== What is required ==
Would you repeat each of the lines below exactly?

== Dataset entries ==

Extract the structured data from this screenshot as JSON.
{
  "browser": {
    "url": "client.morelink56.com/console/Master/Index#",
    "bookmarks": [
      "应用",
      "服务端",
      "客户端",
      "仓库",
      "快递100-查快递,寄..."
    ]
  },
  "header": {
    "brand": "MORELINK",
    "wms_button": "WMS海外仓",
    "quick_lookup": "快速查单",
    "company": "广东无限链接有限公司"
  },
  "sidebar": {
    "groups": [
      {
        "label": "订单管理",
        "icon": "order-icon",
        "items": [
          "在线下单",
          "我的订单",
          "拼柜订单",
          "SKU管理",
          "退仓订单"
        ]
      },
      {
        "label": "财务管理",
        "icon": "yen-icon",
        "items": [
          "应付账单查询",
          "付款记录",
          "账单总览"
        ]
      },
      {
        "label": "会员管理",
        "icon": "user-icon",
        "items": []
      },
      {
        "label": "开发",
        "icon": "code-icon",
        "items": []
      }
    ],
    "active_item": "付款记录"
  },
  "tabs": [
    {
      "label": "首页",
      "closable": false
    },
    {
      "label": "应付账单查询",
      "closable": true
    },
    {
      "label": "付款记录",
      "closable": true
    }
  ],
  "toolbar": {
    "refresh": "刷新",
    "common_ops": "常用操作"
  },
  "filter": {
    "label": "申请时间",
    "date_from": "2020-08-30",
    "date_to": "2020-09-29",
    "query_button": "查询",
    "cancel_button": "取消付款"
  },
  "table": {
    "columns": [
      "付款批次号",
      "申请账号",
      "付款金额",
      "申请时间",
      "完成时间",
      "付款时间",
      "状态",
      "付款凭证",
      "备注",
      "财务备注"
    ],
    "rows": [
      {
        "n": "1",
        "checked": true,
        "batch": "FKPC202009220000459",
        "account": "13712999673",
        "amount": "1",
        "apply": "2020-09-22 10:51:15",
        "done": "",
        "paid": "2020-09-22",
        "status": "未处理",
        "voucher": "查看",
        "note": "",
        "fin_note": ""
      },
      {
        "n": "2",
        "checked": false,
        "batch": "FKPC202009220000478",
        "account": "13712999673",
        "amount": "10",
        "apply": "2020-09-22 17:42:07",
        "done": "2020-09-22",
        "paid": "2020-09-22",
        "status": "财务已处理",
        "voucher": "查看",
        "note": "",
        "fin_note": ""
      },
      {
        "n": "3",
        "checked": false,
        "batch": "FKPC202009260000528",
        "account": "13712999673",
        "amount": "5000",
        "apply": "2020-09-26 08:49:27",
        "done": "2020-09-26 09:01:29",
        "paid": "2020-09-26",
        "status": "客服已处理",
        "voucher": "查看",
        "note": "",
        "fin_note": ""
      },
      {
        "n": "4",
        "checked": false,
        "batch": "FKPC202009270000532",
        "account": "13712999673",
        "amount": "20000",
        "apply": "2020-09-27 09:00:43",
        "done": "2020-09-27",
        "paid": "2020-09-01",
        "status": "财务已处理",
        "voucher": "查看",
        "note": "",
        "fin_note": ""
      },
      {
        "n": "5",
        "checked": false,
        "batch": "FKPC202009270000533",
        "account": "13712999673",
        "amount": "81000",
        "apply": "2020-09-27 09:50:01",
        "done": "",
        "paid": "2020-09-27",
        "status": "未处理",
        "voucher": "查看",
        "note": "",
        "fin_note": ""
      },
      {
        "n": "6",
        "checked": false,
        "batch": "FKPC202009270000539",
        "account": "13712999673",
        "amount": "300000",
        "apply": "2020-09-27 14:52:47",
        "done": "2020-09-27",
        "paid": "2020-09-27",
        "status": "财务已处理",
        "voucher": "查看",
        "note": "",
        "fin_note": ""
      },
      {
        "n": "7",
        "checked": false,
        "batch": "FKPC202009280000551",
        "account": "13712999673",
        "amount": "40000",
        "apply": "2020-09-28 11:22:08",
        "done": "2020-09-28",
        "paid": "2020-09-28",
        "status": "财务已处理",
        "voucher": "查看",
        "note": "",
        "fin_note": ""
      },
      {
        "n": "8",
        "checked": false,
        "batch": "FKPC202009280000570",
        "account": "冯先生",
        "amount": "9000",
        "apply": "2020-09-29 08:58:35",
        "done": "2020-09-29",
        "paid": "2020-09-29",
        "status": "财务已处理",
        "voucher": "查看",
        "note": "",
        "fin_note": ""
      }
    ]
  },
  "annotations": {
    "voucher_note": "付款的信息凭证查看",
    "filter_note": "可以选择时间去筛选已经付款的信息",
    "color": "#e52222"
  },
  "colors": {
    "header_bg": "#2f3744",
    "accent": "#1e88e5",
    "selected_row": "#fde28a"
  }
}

== The completed task ==
Extract the structured data from this screenshot as JSON.
{
  "browser": {
    "url": "client.morelink56.com/console/Master/Index#",
    "bookmarks": [
      "应用",
      "服务端",
      "客户端",
      "仓库",
      "快递100-查快递,寄..."
    ]
  },
  "header": {
    "brand": "MORELINK",
    "wms_button": "WMS海外仓",
    "quick_lookup": "快速查单",
    "company": "广东无限链接有限公司"
  },
  "sidebar": {
    "groups": [
      {
        "label": "订单管理",
        "icon": "order-icon",
        "items": [
          "在线下单",
          "我的订单",
          "拼柜订单",
          "SKU管理",
          "退仓订单"
        ]
      },
      {
        "label": "财务管理",
        "icon": "yen-icon",
        "items": [
          "应付账单查询",
          "付款记录",
          "账单总览"
        ]
      },
      {
        "label": "会员管理",
        "icon": "user-icon",
        "items": []
      },
      {
        "label": "开发",
        "icon": "code-icon",
        "items": []
      }
    ],
    "active_item": "付款记录"
  },
  "tabs": [
    {
      "label": "首页",
      "closable": false
    },
    {
      "label": "应付账单查询",
      "closable": true
    },
    {
      "label": "付款记录",
      "closable": true
    }
  ],
  "toolbar": {
    "refresh": "刷新",
    "common_ops": "常用操作"
  },
  "filter": {
    "label": "申请时间",
    "date_from": "2020-08-30",
    "date_to": "2020-09-29",
    "query_button": "查询",
    "cancel_button": "取消付款"
  },
  "table": {
    "columns": [
      "付款批次号",
      "申请账号",
      "付款金额",
      "申请时间",
      "完成时间",
      "付款时间",
      "状态",
      "付款凭证",
      "备注",
      "财务备注"
    ],
    "rows": [
      {
        "n": "1",
        "checked": true,
        "batch": "FKPC202009220000459",
        "account": "13712999673",
        "amount": "1",
        "apply": "2020-09-22 10:51:15",
        "done": "",
        "paid": "2020-09-22",
        "status": "未处理",
        "voucher": "查看",
        "note": "",
        "fin_note": ""
      },
      {
        "n": "2",
        "checked": false,
        "batch": "FKPC202009220000478",
        "account": "13712999673",
        "amount": "10",
        "apply": "2020-09-22 17:42:07",
        "done": "2020-09-22",
        "paid": "2020-09-22",
        "status": "财务已处理",
        "voucher": "查看",
        "note": "",
        "fin_note": ""
      },
      {
        "n": "3",
        "checked": false,
        "batch": "FKPC202009260000528",
        "account": "13712999673",
        "amount": "5000",
        "apply": "2020-09-26 08:49:27",
        "done": "2020-09-26 09:01:29",
        "paid": "2020-09-26",
        "status": "客服已处理",
        "voucher": "查看",
        "note": "",
        "fin_note": ""
      },
      {
        "n": "4",
        "checked": false,
        "batch": "FKPC202009270000532",
        "account": "13712999673",
        "amount": "20000",
        "apply": "2020-09-27 09:00:43",
        "done": "2020-09-27",
        "paid": "2020-09-01",
        "status": "财务已处理",
        "voucher": "查看",
        "note": "",
        "fin_note": ""
      },
      {
        "n": "5",
        "checked": false,
        "batch": "FKPC202009270000533",
        "account": "13712999673",
        "amount": "81000",
        "apply": "2020-09-27 09:50:01",
        "done": "",
        "paid": "2020-09-27",
        "status": "未处理",
        "voucher": "查看",
        "note": "",
        "fin_note": ""
      },
      {
        "n": "6",
        "checked": false,
        "batch": "FKPC202009270000539",
        "account": "13712999673",
        "amount": "300000",
        "apply": "2020-09-27 14:52:47",
        "done": "2020-09-27",
        "paid": "2020-09-27",
        "status": "财务已处理",
        "voucher": "查看",
        "note": "",
        "fin_note": ""
      },
      {
        "n": "7",
        "checked": false,
        "batch": "FKPC202009280000551",
        "account": "13712999673",
        "amount": "40000",
        "apply": "2020-09-28 11:22:08",
        "done": "2020-09-28",
        "paid": "2020-09-28",
        "status": "财务已处理",
        "voucher": "查看",
        "note": "",
        "fin_note": ""
      },
      {
        "n": "8",
        "checked": false,
        "batch": "FKPC202009280000570",
        "account": "冯先生",
        "amount": "9000",
        "apply": "2020-09-29 08:58:35",
        "done": "2020-09-29",
        "paid": "2020-09-29",
        "status": "财务已处理",
        "voucher": "查看",
        "note": "",
        "fin_note": ""
      }
    ]
  },
  "annotations": {
    "voucher_note": "付款的信息凭证查看",
    "filter_note": "可以选择时间去筛选已经付款的信息",
    "color": "#e52222"
  },
  "colors": {
    "header_bg": "#2f3744",
    "accent": "#1e88e5",
    "selected_row": "#fde28a"
  }
}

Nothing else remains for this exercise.